"I've always written my fiction as a fan, not an artist," Brooks said, when the project was still in production. "I always start from a place of answering the questions I wanted answered in other movies, or writing the stories that I wanted to read. The only reason I wrote The Zombie Survival Guide was because I couldn't find one already out there."

Most fanboys already know that World War Z is slated for a film production after Brad Pitt's Plan B Entertainment snapped up the rights. J. Michael Straczynski has taken a first pass at the script and it's now in the hands of screenwriter Matt Carnahan (State of Play, etc). But Recorded Attacks seems to lend itself even better to a graphic adapation rather than film.

"I'd wanted to do The Zombie Survival Guide as a graphic novel for a long time, actually before I even wrote World War Z, " Brooks said. "There were a lot of rejections along the way, and one potential deal ended up with the comic book company folding before we could start. I'd always wanted to 'flesh out' the recorded attacks, not just for their 'zombieness,' but because I'm a huge lover of history and I'm always trying to find ways to inject it into my work."

It turns out that more than a little of Brooks' dramatically visual writing style is rooted not in literature, but in comic books.

"I've always loved the concept of visual storytelling," Brooks said. "I am very, very dislexic, and as a kid, sometimes comics were the only way I could process information. The graphic novel that first inspired me was Sam Glanzman's A Sailor's Story. I'd grown up hearing my uncle's stories about Navy life during World War II, but actually seeing it in Glanzman's artwork suddenly gave it life. Graphic novels still continue to inspire me, works like Andrew Helfer and Randy DuBurke's biography of Malcolm X or Larry Gonick's Cartoon History of the Universe."

While the "zombieness" of Recorded Attacks is inherently terrifying, there's also a lot of hardcore research at play in the book.

"I wanted these stories to be as realistic as possible, right down to the fashion, architecture, technology, even the facial hair of the period," Brooks said. "I gave myself a mountain of extra work trying to find accurate historical representations of each period to pass on to the artist.

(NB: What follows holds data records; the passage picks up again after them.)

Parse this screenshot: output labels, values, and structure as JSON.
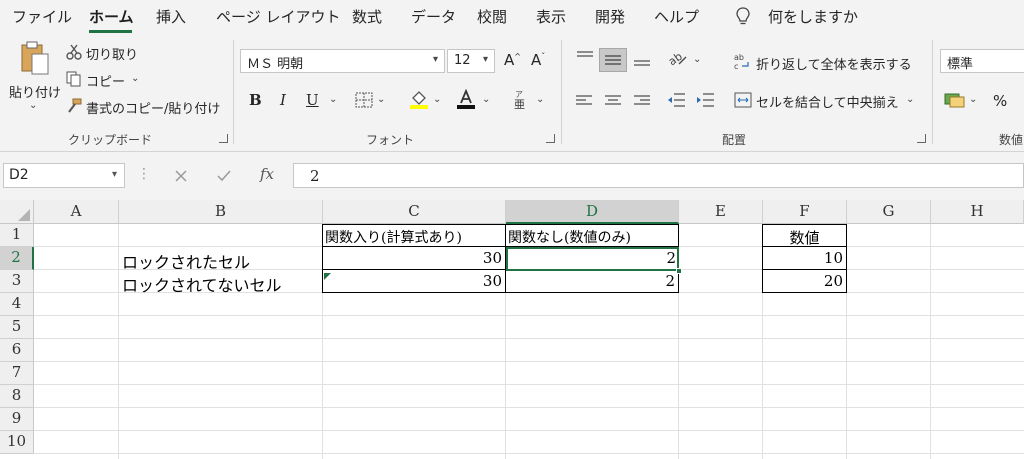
{
  "tabs": [
    {
      "label": "ファイル",
      "active": false
    },
    {
      "label": "ホーム",
      "active": true
    },
    {
      "label": "挿入",
      "active": false
    },
    {
      "label": "ページ レイアウト",
      "active": false
    },
    {
      "label": "数式",
      "active": false
    },
    {
      "label": "データ",
      "active": false
    },
    {
      "label": "校閲",
      "active": false
    },
    {
      "label": "表示",
      "active": false
    },
    {
      "label": "開発",
      "active": false
    },
    {
      "label": "ヘルプ",
      "active": false
    }
  ],
  "tell_me": "何をしますか",
  "clipboard": {
    "paste_label": "貼り付け",
    "cut_label": "切り取り",
    "copy_label": "コピー",
    "format_painter_label": "書式のコピー/貼り付け",
    "group_label": "クリップボード"
  },
  "font": {
    "font_name": "ＭＳ 明朝",
    "font_size": "12",
    "group_label": "フォント",
    "bold": "B",
    "italic": "I",
    "underline": "U"
  },
  "alignment": {
    "wrap_text_label": "折り返して全体を表示する",
    "merge_center_label": "セルを結合して中央揃え",
    "group_label": "配置"
  },
  "number": {
    "format": "標準",
    "percent": "%",
    "group_label": "数値"
  },
  "formula_bar": {
    "name_box": "D2",
    "fx": "fx",
    "value": "2"
  },
  "columns": [
    "A",
    "B",
    "C",
    "D",
    "E",
    "F",
    "G",
    "H"
  ],
  "selected_column": "D",
  "rows": [
    "1",
    "2",
    "3",
    "4",
    "5",
    "6",
    "7",
    "8",
    "9",
    "10"
  ],
  "selected_row": "2",
  "cells": {
    "C1": "関数入り(計算式あり)",
    "D1": "関数なし(数値のみ)",
    "F1": "数値",
    "B2": "ロックされたセル",
    "C2": "30",
    "D2": "2",
    "F2": "10",
    "B3": "ロックされてないセル",
    "C3": "30",
    "D3": "2",
    "F3": "20"
  },
  "colors": {
    "accent": "#217346",
    "ribbon_bg": "#f3f3f3",
    "header_bg": "#efefef",
    "gridline": "#e1e1e1"
  },
  "icons": [
    "paste-icon",
    "cut-icon",
    "copy-icon",
    "format-painter-icon",
    "lightbulb-icon",
    "fill-color-icon",
    "font-color-icon",
    "borders-icon",
    "phonetic-icon",
    "align-top-icon",
    "align-middle-icon",
    "align-bottom-icon",
    "orientation-icon",
    "align-left-icon",
    "align-center-icon",
    "align-right-icon",
    "decrease-indent-icon",
    "increase-indent-icon",
    "wrap-text-icon",
    "merge-center-icon",
    "accounting-format-icon",
    "cancel-icon",
    "enter-icon",
    "select-all-icon"
  ]
}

Every hour I spent writing the actual script, I must have spent three trying to find some picture of correct Roman armor, or the hold of a slave ship, or a North African fort of the French Foreign Legion."

The process must have made an impression on him. These days, Max says he's working on a "top secret" writing project in addition to a gig writing G.I. Joe comics over at IDW Publishing.

"To be honest, it's the hardest work I've ever done," Brooks said. "I never realized how much description I had to put into each story, each page, each panel. And I'm not just talking about the artist's subjects. I had to be very specific what angle we were looking at, how close the shot was, where the light was coming from, etc. I've heard this from friends who write for cartoons or animated movies and now I have a whole new respect for both them and the comic book industry as a whole. I guess I'm making up for all that homework I never did in college."

The Zombie Survival Guide: Recorded Attacks is in bookstores now. You can also download a free chapter at the book's official website and dig the book's animated trailer below.

The Zombie Survival Guide: Recorded Attacks by Max Brooks from Crown Books on Vimeo.